Hello Mr. Gambetta,
Aspeed and agility trainer that my daughters work with referred me toyour website and a recent article you wrote on Olympic styleweightlifting.
I have a daughter that plays soccer at the University of xxxxx andduring the winter and at other periodic times they have the teammembers weight lift using the Olympic style weightlifting. They aresupervised by a trainer (but I am not convinced she knows what she isdoing).
Mydaughter is 5′ 8″ tall (our article mentioned that the Olympicweightlifting needs to be modified for taller people … don’t know ifthis qualifies as taller).

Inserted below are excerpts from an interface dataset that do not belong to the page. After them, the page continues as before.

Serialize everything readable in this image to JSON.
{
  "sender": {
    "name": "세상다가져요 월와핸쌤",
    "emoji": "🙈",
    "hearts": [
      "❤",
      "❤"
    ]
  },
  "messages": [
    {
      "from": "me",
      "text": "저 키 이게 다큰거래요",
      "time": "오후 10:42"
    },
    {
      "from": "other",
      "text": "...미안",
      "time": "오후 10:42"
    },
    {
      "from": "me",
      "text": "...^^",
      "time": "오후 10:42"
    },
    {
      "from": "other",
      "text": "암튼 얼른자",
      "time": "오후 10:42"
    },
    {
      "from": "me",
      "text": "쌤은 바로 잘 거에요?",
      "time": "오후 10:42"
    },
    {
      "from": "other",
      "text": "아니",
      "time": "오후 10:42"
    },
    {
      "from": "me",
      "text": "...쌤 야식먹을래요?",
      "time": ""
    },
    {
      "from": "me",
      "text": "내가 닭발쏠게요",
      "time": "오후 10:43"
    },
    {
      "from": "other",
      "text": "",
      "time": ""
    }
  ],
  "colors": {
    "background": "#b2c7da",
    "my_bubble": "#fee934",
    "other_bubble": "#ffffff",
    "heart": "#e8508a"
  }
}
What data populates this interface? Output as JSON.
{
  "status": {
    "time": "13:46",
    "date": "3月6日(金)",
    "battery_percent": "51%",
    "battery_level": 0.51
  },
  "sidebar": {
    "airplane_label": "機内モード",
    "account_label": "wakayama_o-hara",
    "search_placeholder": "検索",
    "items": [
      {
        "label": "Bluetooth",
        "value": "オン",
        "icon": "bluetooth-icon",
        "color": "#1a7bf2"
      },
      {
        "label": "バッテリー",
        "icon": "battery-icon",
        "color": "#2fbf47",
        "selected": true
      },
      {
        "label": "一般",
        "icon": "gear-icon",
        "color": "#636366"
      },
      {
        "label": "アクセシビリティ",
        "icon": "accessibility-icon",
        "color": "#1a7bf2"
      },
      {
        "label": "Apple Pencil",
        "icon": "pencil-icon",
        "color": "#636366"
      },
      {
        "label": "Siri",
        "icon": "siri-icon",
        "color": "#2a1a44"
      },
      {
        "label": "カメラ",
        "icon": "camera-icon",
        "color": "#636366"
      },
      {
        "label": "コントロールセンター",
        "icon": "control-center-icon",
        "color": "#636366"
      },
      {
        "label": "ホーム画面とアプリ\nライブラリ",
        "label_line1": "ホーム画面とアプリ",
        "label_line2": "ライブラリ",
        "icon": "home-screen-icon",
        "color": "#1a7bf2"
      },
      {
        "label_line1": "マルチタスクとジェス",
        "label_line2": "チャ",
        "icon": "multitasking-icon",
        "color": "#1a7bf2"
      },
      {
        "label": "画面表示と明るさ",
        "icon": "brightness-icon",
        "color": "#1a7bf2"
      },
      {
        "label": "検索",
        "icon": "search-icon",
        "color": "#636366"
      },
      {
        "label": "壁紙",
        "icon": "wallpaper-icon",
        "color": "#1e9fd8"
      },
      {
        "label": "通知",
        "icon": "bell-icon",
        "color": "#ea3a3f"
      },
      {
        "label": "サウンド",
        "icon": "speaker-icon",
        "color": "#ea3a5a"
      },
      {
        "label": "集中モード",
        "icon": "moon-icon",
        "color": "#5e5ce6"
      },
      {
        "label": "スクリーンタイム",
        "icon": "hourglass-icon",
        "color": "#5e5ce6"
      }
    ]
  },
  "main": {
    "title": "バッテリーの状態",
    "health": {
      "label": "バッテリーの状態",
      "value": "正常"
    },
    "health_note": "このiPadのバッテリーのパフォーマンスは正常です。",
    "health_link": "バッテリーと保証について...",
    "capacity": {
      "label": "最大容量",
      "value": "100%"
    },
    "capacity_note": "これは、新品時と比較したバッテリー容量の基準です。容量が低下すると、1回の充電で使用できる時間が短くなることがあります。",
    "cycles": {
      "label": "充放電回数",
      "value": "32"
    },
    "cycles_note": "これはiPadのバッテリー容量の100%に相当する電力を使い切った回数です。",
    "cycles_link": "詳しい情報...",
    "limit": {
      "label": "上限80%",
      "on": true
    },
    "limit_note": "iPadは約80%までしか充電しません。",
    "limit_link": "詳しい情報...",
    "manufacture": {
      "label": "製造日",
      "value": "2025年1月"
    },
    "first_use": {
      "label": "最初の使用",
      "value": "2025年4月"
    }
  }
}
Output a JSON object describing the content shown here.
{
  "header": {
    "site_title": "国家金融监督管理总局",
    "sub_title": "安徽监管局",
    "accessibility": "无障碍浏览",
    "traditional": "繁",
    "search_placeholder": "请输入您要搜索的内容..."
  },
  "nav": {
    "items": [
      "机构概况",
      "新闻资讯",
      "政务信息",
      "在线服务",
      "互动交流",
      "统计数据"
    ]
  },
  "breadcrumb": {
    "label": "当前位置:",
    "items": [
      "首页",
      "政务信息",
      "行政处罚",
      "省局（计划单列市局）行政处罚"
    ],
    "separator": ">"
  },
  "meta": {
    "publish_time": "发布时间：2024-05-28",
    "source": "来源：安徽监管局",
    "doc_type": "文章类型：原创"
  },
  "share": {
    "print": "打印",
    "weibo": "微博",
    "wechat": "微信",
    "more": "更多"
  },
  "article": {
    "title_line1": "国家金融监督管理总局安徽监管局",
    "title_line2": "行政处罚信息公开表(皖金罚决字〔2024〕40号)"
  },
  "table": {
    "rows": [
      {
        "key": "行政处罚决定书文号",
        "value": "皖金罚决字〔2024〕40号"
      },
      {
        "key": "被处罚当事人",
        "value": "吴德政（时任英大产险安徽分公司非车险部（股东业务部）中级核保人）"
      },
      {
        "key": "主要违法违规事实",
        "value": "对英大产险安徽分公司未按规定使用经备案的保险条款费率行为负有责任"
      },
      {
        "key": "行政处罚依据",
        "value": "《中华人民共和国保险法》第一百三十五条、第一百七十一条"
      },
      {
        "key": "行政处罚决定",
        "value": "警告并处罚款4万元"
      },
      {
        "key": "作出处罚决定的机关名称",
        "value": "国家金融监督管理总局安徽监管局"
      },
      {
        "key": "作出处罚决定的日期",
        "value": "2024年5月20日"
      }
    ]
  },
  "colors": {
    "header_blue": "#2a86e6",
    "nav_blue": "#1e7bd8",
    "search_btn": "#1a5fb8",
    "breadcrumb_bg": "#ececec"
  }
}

Ourspeed and agility trainer (who also played soccer) is not convincedthat female soccer players that don’t lift year round need to beintroducing external weights to get stronger.
Duringlast winter, my daughter nearly suffered a back injury doing theweightlifting. She experienced pain on and off for 5-7 weeks butappears to have survived without permanent injury. A couple teammatesalso appear to have suffered minor back injuries.
The trainer also encourages the girls to “max out” which I think is for the trainer’s ego, not the athlete’s benefit.
Mysuspicion is that guys are much better athletes are stronger andgenerally develop proper technique than do girls and therefore, Olympicweightlifting might be better suited for guys and football players thanfor other sports.
I am not convinced that it is appropriate for female soccer athletes to be doing this style weightlifting.
Iwould welcome your comments on Olympic style weightlifting for femalesoccer players and what alternatives, if any, would accomplish the samegoal but be safer.